In 1998, Special Olympics marked its 30th anniversary. The organization provides year-round sports training and competition
for children and adults with mental retardation, giving them opportunities to develop physical fitness and demonstrate courage.
Return to Space
In 1962, aboard the Mercury Friendship 7, John Glenn became the first American to orbit Earth. His 1998 return to space at age
77, on the shuttle Discovery, heightened interest in the space program.
Coordinated efforts led to the recovery of some animals that once were endangered or threatened. In the 1990s, two peregrine

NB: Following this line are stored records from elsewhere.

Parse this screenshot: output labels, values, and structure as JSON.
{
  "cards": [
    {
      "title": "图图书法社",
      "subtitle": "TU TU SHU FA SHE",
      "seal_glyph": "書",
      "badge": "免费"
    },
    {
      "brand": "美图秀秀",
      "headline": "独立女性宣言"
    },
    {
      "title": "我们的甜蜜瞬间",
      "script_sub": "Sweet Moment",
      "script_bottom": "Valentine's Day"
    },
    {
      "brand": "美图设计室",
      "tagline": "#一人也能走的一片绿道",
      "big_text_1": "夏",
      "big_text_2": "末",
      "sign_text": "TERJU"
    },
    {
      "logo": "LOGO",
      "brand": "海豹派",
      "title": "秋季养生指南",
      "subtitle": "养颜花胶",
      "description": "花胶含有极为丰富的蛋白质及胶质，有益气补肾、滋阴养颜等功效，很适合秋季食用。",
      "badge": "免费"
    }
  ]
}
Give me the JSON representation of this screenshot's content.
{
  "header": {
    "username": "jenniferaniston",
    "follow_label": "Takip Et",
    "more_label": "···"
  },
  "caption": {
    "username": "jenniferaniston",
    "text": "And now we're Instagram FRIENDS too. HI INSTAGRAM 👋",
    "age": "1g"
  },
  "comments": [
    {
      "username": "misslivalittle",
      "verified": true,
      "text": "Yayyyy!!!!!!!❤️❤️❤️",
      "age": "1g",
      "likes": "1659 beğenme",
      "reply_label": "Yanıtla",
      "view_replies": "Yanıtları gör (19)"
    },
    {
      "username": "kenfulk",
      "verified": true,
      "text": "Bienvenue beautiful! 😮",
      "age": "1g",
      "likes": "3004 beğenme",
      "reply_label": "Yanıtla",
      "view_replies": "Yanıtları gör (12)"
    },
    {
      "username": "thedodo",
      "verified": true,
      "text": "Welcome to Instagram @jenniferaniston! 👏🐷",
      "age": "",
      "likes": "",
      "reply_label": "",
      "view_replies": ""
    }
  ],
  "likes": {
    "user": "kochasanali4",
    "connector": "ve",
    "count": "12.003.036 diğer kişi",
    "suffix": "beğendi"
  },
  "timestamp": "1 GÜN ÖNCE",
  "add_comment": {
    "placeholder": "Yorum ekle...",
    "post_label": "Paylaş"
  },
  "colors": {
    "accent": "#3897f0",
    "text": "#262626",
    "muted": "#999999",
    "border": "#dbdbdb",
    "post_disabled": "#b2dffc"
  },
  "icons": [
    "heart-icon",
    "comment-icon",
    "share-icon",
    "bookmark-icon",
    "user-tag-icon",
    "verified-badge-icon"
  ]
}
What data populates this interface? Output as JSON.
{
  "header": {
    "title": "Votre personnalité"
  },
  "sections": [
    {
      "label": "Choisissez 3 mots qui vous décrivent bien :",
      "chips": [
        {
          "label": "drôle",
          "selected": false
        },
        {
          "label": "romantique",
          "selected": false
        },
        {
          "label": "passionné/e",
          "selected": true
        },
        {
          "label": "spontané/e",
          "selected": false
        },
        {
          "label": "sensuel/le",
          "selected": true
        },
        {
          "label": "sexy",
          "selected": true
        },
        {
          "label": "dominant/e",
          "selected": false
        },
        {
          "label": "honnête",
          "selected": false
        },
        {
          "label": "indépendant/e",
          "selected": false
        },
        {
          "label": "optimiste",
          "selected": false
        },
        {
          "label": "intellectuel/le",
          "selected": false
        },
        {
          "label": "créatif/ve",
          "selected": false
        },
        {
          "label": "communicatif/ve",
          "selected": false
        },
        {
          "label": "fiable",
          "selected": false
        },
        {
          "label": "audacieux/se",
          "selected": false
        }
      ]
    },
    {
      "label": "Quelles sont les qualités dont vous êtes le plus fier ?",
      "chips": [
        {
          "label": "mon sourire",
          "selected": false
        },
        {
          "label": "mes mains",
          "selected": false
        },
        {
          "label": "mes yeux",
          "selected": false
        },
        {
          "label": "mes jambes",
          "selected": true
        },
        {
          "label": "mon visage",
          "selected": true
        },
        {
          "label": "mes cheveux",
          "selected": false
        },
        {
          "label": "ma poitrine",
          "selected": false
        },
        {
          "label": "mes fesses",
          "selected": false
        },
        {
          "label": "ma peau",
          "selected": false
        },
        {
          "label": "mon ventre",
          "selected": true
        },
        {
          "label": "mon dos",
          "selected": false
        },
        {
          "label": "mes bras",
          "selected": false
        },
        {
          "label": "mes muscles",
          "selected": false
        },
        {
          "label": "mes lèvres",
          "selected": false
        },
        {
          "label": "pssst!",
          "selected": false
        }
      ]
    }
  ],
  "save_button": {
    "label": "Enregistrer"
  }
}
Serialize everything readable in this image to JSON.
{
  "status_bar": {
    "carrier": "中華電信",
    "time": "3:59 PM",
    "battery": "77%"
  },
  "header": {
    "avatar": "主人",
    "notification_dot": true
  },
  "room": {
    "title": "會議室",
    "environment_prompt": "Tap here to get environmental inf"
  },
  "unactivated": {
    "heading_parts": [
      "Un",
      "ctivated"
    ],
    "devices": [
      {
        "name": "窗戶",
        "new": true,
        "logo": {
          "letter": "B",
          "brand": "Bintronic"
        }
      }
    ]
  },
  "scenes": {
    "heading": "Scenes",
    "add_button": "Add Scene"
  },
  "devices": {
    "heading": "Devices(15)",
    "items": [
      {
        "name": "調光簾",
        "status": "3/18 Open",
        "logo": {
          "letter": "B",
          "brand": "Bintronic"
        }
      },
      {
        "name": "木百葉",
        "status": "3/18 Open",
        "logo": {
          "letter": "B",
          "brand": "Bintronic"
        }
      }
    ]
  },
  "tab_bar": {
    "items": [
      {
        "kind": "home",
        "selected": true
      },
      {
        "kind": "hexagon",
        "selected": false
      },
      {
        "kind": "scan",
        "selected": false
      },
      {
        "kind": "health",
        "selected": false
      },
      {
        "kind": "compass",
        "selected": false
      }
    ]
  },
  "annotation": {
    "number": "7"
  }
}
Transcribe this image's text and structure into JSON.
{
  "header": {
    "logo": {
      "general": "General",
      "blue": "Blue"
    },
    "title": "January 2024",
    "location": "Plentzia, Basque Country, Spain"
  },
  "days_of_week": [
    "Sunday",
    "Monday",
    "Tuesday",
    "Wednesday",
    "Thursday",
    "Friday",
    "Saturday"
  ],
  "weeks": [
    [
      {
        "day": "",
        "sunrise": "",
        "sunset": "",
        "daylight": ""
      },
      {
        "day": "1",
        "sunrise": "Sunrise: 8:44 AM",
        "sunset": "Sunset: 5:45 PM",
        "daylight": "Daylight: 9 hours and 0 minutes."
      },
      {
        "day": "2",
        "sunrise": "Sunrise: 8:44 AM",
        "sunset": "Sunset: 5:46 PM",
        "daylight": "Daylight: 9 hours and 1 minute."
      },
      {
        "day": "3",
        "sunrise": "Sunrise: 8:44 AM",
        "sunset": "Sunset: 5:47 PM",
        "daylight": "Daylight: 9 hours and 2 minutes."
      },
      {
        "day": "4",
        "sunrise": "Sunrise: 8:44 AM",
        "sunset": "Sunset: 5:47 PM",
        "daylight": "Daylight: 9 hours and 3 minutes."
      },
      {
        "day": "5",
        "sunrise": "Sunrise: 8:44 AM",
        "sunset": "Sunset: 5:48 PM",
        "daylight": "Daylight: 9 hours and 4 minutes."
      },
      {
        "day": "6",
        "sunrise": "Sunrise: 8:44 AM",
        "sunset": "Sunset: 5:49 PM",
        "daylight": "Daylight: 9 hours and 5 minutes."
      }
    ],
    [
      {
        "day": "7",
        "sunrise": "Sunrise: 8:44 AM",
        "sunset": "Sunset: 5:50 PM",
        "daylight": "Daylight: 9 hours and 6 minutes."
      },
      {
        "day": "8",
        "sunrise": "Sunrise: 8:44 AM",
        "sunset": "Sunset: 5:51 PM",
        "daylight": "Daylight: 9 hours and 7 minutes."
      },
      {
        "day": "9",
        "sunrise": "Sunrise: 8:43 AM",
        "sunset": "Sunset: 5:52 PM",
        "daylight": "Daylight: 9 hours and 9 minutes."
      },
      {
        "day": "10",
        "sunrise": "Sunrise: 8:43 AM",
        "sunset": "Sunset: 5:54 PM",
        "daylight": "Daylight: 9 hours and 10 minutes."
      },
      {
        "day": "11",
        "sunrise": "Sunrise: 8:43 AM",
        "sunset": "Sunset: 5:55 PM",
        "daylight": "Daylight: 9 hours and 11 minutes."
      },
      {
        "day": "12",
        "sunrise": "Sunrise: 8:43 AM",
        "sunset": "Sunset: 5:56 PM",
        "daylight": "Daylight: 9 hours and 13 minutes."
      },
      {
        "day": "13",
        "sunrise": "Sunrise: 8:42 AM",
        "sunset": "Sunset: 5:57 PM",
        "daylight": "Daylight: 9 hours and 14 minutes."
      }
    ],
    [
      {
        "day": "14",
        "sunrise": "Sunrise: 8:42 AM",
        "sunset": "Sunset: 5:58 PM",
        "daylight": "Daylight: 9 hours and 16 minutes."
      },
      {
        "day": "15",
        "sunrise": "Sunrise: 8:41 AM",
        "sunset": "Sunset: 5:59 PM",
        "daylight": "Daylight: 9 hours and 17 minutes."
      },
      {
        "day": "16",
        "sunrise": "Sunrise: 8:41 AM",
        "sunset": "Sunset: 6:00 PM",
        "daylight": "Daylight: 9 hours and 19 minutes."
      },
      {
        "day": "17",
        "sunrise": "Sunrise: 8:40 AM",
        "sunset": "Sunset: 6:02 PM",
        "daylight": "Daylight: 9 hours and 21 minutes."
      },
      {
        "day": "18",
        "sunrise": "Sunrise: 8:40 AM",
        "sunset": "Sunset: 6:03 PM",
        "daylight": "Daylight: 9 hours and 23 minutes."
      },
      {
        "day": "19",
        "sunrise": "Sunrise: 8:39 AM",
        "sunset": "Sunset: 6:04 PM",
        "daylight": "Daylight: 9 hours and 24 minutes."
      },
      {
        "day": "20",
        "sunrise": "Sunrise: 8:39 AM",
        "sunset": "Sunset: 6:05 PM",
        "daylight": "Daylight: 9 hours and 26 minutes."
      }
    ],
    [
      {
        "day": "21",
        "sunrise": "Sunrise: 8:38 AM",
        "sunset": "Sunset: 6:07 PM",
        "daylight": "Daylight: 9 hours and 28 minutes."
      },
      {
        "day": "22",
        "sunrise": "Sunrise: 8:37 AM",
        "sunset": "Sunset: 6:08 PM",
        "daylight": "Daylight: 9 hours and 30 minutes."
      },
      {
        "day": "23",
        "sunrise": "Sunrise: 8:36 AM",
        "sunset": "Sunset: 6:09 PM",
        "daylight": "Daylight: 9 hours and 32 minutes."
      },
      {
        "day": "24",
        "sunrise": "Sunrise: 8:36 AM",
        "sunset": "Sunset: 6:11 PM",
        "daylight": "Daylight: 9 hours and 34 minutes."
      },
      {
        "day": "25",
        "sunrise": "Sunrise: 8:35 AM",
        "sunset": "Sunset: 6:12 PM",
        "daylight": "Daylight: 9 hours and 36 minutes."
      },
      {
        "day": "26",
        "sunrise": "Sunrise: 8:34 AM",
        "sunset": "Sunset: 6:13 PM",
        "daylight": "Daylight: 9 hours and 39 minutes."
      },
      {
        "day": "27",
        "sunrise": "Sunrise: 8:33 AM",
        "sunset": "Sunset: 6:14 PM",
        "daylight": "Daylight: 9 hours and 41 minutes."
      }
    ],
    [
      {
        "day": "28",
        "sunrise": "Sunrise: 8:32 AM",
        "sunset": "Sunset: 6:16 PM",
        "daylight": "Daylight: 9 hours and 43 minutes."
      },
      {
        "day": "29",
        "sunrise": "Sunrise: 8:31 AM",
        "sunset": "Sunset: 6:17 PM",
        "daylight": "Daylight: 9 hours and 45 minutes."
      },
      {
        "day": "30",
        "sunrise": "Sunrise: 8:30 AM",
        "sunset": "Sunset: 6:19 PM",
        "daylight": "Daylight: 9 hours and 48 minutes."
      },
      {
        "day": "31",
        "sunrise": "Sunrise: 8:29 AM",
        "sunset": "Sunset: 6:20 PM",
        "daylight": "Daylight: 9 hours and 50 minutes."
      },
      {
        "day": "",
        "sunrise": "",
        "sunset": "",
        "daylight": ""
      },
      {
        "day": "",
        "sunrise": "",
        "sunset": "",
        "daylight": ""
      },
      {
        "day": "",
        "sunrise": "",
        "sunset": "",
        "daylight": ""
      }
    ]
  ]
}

falcon subspecies. arctic and American. were removed from the Endangered Species List.
The popularity of cellular phones skyrocketed as the phones became smaller and cheaper, sound quality improved, and service
became more widely available. In 1999, more than 78 million Americans had cellular service.
World Wide Web
The World Wide Web brought the text-based Internet to life by adding pictures, sound, and video. Millions of people accessed
the Internet with user-friendly browsers for business, entertainment, and educational purposes.
Sport Utility Vehicles
Originally designed for off-road driving, sport utility vehicles became commonplace on city and suburban streets. Offering
versatility, comfort, and a rugged image, SUVs were a popular choice for American families and commuters.
Blockbuster Film ("Titanic")
Adding romance and elaborate special effects to the tragic story of the ill-fated luxury liner, James Cameron's 1997 film
"Titanic"™ was a colossal success at the box offices worldwide and won 11 Academy Awards®, including Best Picture.